More than 8,000 square feet of the mall building will be renovated for community use, the focal point of which will be Galand Green, a two-acre open space. Galand Green will feature shaded seating areas, a large lawn, landscaped pathways and a stage.
It will host events year-round including holiday celebrations, summer movie nights, and a farmers’ market.
When completed, The Galand will have brought back San Bernardino’s historic street system in part by extending F and G streets into the site, which will make it move between the site and downtown.
The project is expected to create 562 permanent jobs and generate $15 million a year in state and local tax revenue, according to SGA America.
The second proposal, by Renaissance/ICO, also wants to make the downtown property just east of Interstate 215 friendly for walkers by reestablishing the area’s historic street grid. Ultimately, the site could have as many as 3,500 new residential units, with retail, entertainment, commercial and office components.
Renaissance/ICO is also proposing planting enough trees to create an “urban canopy” on the site, while installing a trolley car route and a Riverwalk with gondola rides.
Although not as detailed as SGA America’s proposal, Renaissance/ICO does make it clear that it views the Carousel Mall property as a site with enormous long-term potential and a possible model for future urban development statewide.
In other words, San Bernardino – which has been trying fix the Carousel Mall property since it began shedding anchor tenants and losing ground to Inland Center Mall across town more than 20 years ago – has a chance to do something unique, something beyond refurbishing a large piece of its downtown.
“The opportunity exists to look at this redevelopment [project] as a catalyst for a more holistic and comprehensive approach,” Renaissance/ICO states in its presentation. “This will create a true downtown that, … will become the poster child for downtown redevelopment in California. We strongly recommend that the city and their planning team view this redevelopment opportunity as transformative.”
Whatever ends up on the property – and something must be developed there to create a viable downtown – it will be a major improvement over its present state: a shuttered, abandoned facility surrounded by fences to keep out intruders, a building well beyond repair.
Carousel Mall opened in 1972 as Central City Mall. It changed its name to Carousel Mall in 1991, after a children’s carousel was installed on the bottom floor.
By 2003, its three anchor tenants – Harris-Gottschalks, Montgomery Ward and JCPenney, – had all shut down, and none were replaced. Over time, the property was hurt by the growing popularity of online shopping, something all regional shopping malls have had to deal with. In its last days it became a gathering place for gang members.

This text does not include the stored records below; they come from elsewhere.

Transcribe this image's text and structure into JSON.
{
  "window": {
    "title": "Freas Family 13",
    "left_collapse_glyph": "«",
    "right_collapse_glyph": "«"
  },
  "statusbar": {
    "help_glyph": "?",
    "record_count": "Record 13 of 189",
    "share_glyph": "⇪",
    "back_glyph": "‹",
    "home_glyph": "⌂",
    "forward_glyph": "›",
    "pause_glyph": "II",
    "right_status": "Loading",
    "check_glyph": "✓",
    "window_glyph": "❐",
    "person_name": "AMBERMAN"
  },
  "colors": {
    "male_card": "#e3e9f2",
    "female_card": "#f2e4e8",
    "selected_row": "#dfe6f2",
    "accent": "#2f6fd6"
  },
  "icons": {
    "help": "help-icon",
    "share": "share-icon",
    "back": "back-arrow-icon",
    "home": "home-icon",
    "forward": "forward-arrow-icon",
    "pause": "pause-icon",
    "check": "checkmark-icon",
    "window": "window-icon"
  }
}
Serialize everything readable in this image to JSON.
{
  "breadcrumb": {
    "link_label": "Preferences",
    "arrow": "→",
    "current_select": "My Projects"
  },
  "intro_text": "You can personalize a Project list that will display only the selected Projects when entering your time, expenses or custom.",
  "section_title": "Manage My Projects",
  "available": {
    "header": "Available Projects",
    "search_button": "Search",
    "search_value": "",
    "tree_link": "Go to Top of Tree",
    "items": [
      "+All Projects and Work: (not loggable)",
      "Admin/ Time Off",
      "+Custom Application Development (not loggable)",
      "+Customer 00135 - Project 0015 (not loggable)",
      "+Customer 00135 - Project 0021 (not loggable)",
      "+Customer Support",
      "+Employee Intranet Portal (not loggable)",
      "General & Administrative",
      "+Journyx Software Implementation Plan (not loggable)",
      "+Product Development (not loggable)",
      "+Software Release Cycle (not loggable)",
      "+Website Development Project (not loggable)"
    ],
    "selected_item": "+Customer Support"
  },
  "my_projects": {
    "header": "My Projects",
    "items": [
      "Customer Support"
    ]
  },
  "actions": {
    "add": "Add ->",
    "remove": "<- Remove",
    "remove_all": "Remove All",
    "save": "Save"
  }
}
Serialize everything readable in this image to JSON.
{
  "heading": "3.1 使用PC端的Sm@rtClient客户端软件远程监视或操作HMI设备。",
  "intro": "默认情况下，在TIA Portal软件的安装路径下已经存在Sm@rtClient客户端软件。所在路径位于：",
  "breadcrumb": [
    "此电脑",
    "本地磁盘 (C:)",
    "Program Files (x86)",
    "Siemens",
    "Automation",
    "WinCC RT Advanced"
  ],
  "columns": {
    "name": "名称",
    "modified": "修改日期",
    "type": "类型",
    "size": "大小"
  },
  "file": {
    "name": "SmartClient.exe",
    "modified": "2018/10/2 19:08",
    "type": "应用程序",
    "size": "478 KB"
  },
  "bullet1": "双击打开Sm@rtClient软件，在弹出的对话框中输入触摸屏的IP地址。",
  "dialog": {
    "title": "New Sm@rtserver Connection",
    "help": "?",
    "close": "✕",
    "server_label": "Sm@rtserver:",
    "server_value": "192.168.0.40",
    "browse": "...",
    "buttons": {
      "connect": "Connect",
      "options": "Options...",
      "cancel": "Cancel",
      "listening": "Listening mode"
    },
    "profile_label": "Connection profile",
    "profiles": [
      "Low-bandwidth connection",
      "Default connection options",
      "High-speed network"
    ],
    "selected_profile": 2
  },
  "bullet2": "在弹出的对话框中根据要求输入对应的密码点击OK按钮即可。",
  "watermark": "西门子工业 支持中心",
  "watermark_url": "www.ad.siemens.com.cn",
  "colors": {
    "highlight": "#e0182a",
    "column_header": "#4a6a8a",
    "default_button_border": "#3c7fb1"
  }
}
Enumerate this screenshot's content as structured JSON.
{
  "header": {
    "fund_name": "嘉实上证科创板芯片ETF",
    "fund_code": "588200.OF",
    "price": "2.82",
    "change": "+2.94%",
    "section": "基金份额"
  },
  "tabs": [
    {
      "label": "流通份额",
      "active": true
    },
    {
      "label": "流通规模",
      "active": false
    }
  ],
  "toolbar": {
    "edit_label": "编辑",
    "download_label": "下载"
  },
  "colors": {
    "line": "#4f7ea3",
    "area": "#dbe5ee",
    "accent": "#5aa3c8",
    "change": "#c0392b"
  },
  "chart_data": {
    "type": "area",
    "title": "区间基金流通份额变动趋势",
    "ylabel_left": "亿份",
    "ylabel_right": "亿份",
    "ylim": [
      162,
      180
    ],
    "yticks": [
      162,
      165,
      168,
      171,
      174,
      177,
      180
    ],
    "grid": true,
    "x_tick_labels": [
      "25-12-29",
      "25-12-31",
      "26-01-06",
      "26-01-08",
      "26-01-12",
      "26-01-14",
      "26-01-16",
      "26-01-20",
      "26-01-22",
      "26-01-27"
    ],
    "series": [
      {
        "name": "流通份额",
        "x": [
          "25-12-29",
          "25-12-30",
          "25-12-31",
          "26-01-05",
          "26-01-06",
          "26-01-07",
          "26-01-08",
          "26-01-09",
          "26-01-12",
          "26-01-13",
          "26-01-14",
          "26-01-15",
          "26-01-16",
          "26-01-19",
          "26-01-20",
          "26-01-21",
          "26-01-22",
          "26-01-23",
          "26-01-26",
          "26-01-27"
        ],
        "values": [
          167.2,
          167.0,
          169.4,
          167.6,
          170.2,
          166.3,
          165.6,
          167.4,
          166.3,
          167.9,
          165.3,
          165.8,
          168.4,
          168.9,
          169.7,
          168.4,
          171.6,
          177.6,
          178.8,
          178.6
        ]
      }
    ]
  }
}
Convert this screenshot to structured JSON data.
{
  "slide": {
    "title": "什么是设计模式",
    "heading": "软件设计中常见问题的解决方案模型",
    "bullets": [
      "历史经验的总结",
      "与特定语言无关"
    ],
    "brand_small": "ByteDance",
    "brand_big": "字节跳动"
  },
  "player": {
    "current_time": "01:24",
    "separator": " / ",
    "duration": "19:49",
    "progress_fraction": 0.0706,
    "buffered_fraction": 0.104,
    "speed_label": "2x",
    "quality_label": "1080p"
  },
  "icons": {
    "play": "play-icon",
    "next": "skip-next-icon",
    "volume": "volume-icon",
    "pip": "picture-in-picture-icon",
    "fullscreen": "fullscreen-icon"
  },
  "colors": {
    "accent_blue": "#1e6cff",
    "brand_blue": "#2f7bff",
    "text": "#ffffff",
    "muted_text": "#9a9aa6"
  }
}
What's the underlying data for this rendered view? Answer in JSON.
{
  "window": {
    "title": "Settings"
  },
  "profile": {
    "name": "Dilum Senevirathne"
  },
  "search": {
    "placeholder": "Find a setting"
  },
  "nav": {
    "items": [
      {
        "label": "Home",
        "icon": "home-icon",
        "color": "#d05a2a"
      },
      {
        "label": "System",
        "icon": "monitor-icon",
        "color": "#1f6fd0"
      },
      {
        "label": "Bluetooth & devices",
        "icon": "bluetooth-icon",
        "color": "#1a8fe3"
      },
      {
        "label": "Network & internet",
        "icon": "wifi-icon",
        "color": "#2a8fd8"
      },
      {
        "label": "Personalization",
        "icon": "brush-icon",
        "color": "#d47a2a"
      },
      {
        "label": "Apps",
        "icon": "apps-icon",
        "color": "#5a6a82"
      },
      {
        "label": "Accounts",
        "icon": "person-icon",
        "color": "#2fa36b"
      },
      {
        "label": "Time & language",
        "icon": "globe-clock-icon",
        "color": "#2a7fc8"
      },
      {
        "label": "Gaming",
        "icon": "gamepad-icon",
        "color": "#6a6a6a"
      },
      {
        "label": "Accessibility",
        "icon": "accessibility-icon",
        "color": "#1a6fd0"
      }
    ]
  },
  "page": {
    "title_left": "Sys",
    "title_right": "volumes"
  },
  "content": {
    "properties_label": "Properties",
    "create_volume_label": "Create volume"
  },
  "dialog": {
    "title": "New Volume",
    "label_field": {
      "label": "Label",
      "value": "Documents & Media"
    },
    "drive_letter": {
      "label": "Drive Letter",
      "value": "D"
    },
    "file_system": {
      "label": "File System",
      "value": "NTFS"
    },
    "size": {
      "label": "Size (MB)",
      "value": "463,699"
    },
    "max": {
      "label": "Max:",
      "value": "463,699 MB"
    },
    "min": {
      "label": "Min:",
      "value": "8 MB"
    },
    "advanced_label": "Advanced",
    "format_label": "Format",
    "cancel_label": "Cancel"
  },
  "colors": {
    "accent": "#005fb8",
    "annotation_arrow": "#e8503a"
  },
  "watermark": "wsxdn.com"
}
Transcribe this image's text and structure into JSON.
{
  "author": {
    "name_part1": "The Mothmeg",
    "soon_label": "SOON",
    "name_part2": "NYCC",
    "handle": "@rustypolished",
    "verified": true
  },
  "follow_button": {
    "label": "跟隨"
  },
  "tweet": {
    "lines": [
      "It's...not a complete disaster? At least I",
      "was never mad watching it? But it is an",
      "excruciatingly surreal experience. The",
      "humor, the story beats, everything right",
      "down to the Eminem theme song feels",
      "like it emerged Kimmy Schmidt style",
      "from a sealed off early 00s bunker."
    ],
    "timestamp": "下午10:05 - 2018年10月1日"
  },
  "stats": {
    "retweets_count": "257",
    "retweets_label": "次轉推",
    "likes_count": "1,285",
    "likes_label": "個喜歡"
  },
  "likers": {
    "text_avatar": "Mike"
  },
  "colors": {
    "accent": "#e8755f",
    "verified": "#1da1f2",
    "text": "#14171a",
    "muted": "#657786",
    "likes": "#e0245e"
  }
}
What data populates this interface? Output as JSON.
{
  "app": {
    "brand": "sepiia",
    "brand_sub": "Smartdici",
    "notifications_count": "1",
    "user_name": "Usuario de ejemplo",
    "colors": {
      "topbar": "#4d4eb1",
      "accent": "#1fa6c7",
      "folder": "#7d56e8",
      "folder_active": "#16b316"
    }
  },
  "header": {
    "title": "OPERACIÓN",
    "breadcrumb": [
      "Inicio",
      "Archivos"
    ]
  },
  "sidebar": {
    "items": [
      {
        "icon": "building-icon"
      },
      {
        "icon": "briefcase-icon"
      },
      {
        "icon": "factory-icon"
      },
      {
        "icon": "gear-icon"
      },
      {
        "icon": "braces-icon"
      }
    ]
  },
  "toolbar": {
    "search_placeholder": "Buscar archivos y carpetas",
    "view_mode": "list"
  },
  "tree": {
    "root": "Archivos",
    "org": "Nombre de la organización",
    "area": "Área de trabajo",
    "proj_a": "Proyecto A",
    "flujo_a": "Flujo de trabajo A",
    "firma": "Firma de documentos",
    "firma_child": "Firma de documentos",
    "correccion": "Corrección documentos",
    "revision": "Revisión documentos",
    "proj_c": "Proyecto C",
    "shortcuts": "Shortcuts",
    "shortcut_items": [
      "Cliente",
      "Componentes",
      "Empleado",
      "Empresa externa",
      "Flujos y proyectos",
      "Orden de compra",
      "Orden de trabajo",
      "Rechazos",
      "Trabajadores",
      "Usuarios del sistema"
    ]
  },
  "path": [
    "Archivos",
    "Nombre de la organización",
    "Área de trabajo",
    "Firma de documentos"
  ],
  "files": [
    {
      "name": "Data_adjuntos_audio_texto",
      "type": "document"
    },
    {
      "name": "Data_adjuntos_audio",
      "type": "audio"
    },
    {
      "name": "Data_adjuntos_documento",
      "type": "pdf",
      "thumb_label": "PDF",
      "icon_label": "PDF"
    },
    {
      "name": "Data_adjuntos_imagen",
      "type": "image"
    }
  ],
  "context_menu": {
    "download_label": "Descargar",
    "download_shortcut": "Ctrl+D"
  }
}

It was shut down, quietly in July 2017, after years of sluggish attendance, multiple changes of ownership and failed attempts at a revival that included leasing some of the mall to office tenants.
At one point there was a proposal to remove the roof and transform the property into an outdoor facility similar to Riverside Plaza, which underwent a similar refurbishment.
That was never tried, nor was filling the mall with international tenants, an idea mall management briefly considered, but never implemented, in the early 2000’s.
When it closed, Carousel Mall had only 14 tenants, none of them anchors.
Once it became obvious that the mall could not be saved, San Bernardino officials declared that they wanted a mix of retail, residential and office development on the site. Three years ago, the city hired a consulting firm to help it put a deal together, to no avail.
Now it has two major proposals to consider, and there’s a sense of urgency in city hall to get something done soon, Councilman Theodore Sanchez said.
“I think they’re two pretty fascinating projects, but we are at the whims of the market,” said Sanchez, a council member for two and a half years. “The window is open now, but it feels like it might be closing.”